Fundamentally, I think we're moving to a model where enterprises are going to demand a certain baseline for devices to play in their garden. Features like over-the-air Exchange connectivity, remote wipe, and support for .NET, Java, and Flash are quickly becoming non-negotiable. It also makes sense given the sentiment I've seen in enterprises towards a "bring your own device" mentality. This approach makes sense for both the employees and the company - employees already don't want to carry multiple devices and can choose the ones they like, and the enterprises are spared a major expense by not having to purchase and maintain their own devices. But, to be a supported, a device needs to bring this baseline demanded by the enterprises. This is why it doesn't surprise me that Microsoft is licensing Flash Lite for Windows Mobile as well as developing Silverlight for these devices.
To understand why I think this is a big deal, it's important to understand the dynamics of enterprise development. For all the bad things about internal development, the one real bright spot is that you're typically working in a closed, controlled environment and thus your innovation is not bound by a "lowest common denominator" approach. Flash is nearly universally available on the desktop, so it makes a lot of sense for Internet developers to choose that over Silverlight - but those numbers are wholly irrelevant to the enterprise developer. This is precisely the reason we were able to do AJAX back in 1999, even if it wasn't ready for an Internet deployment.
It shouldn't be surprising then that most enterprises don't actually do a lot of internal Flash development. The vast majority of enterprises are Windows-based so they don't do much COCOA development either. Especially in the financial world, there is much more .NET development being done than work in either of the aforementioned platforms. And while Silverlight is often positioned as "just a Flash competitor", it is important to remember that it also brings a full, extremely lightweight .NET runtime.
Apple also intends on controlling distribution of applications through the iTunes Store, something most enterprises are not going to be cool with. They could allow enteprises to run their own application server, but that would leak in, oh, about thirty seconds. Of course, it doesn't matter nearly as much if you're consuming a Silverlight or Flash application.

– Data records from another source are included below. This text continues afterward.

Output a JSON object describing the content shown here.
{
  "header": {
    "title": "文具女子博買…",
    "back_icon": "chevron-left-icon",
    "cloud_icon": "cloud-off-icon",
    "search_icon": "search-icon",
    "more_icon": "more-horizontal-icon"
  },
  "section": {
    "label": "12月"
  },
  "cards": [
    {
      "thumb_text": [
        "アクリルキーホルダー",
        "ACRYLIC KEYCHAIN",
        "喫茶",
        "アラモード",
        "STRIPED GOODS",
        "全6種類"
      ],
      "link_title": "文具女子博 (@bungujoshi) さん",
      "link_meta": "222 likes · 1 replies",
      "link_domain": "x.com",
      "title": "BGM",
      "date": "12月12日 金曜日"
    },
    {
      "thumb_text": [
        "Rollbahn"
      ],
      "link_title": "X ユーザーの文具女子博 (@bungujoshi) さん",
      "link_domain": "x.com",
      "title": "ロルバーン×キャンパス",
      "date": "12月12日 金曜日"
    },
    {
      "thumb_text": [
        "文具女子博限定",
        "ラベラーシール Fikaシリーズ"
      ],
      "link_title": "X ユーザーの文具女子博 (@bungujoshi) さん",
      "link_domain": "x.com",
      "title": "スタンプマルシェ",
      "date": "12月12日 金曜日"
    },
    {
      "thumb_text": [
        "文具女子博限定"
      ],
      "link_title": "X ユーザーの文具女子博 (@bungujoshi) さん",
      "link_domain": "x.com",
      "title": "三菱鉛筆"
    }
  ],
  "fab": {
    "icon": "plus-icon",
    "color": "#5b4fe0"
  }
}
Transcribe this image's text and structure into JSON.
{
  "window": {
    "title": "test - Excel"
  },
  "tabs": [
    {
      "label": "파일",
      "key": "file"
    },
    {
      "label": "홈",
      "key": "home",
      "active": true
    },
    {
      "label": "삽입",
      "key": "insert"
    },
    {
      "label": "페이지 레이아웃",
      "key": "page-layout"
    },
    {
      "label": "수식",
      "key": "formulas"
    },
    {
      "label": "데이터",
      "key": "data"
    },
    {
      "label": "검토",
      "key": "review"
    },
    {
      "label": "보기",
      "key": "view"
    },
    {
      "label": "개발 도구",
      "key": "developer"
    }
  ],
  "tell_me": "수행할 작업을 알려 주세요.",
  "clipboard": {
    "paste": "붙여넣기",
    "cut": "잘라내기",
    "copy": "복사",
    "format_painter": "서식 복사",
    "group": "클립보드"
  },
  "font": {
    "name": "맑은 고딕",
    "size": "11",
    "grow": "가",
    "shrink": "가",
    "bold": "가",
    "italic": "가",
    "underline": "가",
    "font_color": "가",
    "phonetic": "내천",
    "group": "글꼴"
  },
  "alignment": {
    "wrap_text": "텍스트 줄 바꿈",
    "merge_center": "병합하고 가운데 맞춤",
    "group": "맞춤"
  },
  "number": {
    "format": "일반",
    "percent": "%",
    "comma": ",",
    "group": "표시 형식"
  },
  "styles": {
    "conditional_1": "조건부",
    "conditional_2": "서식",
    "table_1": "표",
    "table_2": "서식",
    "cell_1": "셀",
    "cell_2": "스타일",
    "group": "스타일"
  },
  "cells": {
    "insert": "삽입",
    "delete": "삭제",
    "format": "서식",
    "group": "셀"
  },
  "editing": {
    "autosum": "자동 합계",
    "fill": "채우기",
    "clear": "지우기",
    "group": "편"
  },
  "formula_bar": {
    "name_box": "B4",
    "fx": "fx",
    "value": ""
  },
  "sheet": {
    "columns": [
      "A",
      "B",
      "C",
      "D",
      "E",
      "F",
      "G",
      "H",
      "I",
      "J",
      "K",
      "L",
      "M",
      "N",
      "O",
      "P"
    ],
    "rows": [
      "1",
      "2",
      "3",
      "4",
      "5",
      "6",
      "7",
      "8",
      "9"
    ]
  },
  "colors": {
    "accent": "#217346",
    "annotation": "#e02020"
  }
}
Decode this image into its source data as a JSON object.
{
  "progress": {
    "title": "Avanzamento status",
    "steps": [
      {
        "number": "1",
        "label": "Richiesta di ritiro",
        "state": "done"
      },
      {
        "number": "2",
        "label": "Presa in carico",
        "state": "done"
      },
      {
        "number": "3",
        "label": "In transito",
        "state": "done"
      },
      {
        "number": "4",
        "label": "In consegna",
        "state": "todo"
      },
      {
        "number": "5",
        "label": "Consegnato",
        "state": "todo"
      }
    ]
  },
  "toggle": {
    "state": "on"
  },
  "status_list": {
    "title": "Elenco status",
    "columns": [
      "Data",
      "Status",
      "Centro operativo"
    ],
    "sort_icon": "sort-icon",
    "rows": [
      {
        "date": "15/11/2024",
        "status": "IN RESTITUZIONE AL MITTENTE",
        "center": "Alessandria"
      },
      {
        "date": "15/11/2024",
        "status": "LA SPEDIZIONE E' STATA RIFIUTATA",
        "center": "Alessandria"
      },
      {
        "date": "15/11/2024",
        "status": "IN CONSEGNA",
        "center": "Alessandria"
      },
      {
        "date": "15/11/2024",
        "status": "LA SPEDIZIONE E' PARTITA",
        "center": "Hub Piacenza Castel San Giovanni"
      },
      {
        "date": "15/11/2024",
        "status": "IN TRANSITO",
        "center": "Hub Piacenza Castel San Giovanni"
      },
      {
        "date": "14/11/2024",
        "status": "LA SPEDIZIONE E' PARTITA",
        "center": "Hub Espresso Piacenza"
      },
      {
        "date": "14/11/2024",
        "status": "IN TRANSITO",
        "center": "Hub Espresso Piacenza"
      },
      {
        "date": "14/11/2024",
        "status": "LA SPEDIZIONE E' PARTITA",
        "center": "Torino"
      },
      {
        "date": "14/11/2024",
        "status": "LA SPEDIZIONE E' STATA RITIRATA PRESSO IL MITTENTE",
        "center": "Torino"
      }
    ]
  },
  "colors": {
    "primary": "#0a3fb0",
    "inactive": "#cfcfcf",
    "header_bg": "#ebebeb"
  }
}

While the ActiveSync announcement was clearly a big first step in transforming the iPhone from a consumer product into an enterprise mainstay, I think the availability of Silverlight would be an equally important step.